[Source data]
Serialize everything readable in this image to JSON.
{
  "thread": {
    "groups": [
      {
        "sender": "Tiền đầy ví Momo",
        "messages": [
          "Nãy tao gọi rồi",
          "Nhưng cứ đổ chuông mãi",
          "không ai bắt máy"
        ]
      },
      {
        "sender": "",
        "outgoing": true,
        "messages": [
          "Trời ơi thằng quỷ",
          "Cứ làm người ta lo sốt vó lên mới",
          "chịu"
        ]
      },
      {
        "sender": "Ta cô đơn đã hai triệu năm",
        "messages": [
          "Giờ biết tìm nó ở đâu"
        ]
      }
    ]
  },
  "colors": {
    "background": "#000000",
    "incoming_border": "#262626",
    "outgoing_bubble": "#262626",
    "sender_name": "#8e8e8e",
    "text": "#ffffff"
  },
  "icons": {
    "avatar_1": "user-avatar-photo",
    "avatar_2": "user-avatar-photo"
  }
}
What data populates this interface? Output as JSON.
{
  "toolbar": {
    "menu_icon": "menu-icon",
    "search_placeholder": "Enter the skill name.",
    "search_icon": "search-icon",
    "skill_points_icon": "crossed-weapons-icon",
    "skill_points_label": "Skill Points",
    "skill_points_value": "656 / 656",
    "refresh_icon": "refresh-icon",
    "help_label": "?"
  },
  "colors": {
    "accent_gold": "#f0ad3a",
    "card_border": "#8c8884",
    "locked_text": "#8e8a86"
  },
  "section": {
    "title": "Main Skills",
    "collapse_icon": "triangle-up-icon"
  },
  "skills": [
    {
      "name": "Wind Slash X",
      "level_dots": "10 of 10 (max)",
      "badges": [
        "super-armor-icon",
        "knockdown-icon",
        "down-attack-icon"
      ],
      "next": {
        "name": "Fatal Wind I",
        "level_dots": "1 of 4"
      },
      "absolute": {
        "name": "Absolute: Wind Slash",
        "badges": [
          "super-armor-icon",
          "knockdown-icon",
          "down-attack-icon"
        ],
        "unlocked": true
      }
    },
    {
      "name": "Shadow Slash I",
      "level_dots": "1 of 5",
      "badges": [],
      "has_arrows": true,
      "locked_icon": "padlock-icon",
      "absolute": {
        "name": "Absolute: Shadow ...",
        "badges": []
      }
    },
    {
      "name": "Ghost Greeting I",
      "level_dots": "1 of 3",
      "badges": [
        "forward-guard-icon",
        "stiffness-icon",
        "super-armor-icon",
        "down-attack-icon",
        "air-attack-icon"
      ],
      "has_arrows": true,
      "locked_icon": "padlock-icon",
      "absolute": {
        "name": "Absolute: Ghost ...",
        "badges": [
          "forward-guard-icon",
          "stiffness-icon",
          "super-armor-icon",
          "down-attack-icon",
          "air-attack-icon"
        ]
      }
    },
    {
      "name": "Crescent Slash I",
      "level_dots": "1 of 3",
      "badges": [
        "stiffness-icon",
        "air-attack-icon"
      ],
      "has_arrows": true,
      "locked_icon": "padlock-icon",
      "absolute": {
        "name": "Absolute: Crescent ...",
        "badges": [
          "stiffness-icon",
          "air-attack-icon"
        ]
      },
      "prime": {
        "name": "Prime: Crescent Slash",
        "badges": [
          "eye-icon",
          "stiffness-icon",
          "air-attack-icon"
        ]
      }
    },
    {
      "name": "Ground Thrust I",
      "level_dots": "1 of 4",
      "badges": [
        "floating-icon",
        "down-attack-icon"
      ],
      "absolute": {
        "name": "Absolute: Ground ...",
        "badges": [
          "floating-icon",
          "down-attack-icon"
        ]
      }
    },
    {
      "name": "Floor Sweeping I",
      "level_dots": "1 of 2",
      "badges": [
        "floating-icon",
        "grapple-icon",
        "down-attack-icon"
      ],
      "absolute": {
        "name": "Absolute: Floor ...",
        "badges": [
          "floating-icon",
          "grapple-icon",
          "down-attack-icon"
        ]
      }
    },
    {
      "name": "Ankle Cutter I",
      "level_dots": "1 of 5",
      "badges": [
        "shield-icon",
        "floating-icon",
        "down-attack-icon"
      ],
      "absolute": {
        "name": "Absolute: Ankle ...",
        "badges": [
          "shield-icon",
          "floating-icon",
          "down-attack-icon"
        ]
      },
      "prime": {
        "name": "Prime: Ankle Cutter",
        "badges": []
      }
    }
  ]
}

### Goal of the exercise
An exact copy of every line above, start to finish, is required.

### Response box
Serialize everything readable in this image to JSON.
{
  "thread": {
    "groups": [
      {
        "sender": "Tiền đầy ví Momo",
        "messages": [
          "Nãy tao gọi rồi",
          "Nhưng cứ đổ chuông mãi",
          "không ai bắt máy"
        ]
      },
      {
        "sender": "",
        "outgoing": true,
        "messages": [
          "Trời ơi thằng quỷ",
          "Cứ làm người ta lo sốt vó lên mới",
          "chịu"
        ]
      },
      {
        "sender": "Ta cô đơn đã hai triệu năm",
        "messages": [
          "Giờ biết tìm nó ở đâu"
        ]
      }
    ]
  },
  "colors": {
    "background": "#000000",
    "incoming_border": "#262626",
    "outgoing_bubble": "#262626",
    "sender_name": "#8e8e8e",
    "text": "#ffffff"
  },
  "icons": {
    "avatar_1": "user-avatar-photo",
    "avatar_2": "user-avatar-photo"
  }
}
What data populates this interface? Output as JSON.
{
  "toolbar": {
    "menu_icon": "menu-icon",
    "search_placeholder": "Enter the skill name.",
    "search_icon": "search-icon",
    "skill_points_icon": "crossed-weapons-icon",
    "skill_points_label": "Skill Points",
    "skill_points_value": "656 / 656",
    "refresh_icon": "refresh-icon",
    "help_label": "?"
  },
  "colors": {
    "accent_gold": "#f0ad3a",
    "card_border": "#8c8884",
    "locked_text": "#8e8a86"
  },
  "section": {
    "title": "Main Skills",
    "collapse_icon": "triangle-up-icon"
  },
  "skills": [
    {
      "name": "Wind Slash X",
      "level_dots": "10 of 10 (max)",
      "badges": [
        "super-armor-icon",
        "knockdown-icon",
        "down-attack-icon"
      ],
      "next": {
        "name": "Fatal Wind I",
        "level_dots": "1 of 4"
      },
      "absolute": {
        "name": "Absolute: Wind Slash",
        "badges": [
          "super-armor-icon",
          "knockdown-icon",
          "down-attack-icon"
        ],
        "unlocked": true
      }
    },
    {
      "name": "Shadow Slash I",
      "level_dots": "1 of 5",
      "badges": [],
      "has_arrows": true,
      "locked_icon": "padlock-icon",
      "absolute": {
        "name": "Absolute: Shadow ...",
        "badges": []
      }
    },
    {
      "name": "Ghost Greeting I",
      "level_dots": "1 of 3",
      "badges": [
        "forward-guard-icon",
        "stiffness-icon",
        "super-armor-icon",
        "down-attack-icon",
        "air-attack-icon"
      ],
      "has_arrows": true,
      "locked_icon": "padlock-icon",
      "absolute": {
        "name": "Absolute: Ghost ...",
        "badges": [
          "forward-guard-icon",
          "stiffness-icon",
          "super-armor-icon",
          "down-attack-icon",
          "air-attack-icon"
        ]
      }
    },
    {
      "name": "Crescent Slash I",
      "level_dots": "1 of 3",
      "badges": [
        "stiffness-icon",
        "air-attack-icon"
      ],
      "has_arrows": true,
      "locked_icon": "padlock-icon",
      "absolute": {
        "name": "Absolute: Crescent ...",
        "badges": [
          "stiffness-icon",
          "air-attack-icon"
        ]
      },
      "prime": {
        "name": "Prime: Crescent Slash",
        "badges": [
          "eye-icon",
          "stiffness-icon",
          "air-attack-icon"
        ]
      }
    },
    {
      "name": "Ground Thrust I",
      "level_dots": "1 of 4",
      "badges": [
        "floating-icon",
        "down-attack-icon"
      ],
      "absolute": {
        "name": "Absolute: Ground ...",
        "badges": [
          "floating-icon",
          "down-attack-icon"
        ]
      }
    },
    {
      "name": "Floor Sweeping I",
      "level_dots": "1 of 2",
      "badges": [
        "floating-icon",
        "grapple-icon",
        "down-attack-icon"
      ],
      "absolute": {
        "name": "Absolute: Floor ...",
        "badges": [
          "floating-icon",
          "grapple-icon",
          "down-attack-icon"
        ]
      }
    },
    {
      "name": "Ankle Cutter I",
      "level_dots": "1 of 5",
      "badges": [
        "shield-icon",
        "floating-icon",
        "down-attack-icon"
      ],
      "absolute": {
        "name": "Absolute: Ankle ...",
        "badges": [
          "shield-icon",
          "floating-icon",
          "down-attack-icon"
        ]
      },
      "prime": {
        "name": "Prime: Ankle Cutter",
        "badges": []
      }
    }
  ]
}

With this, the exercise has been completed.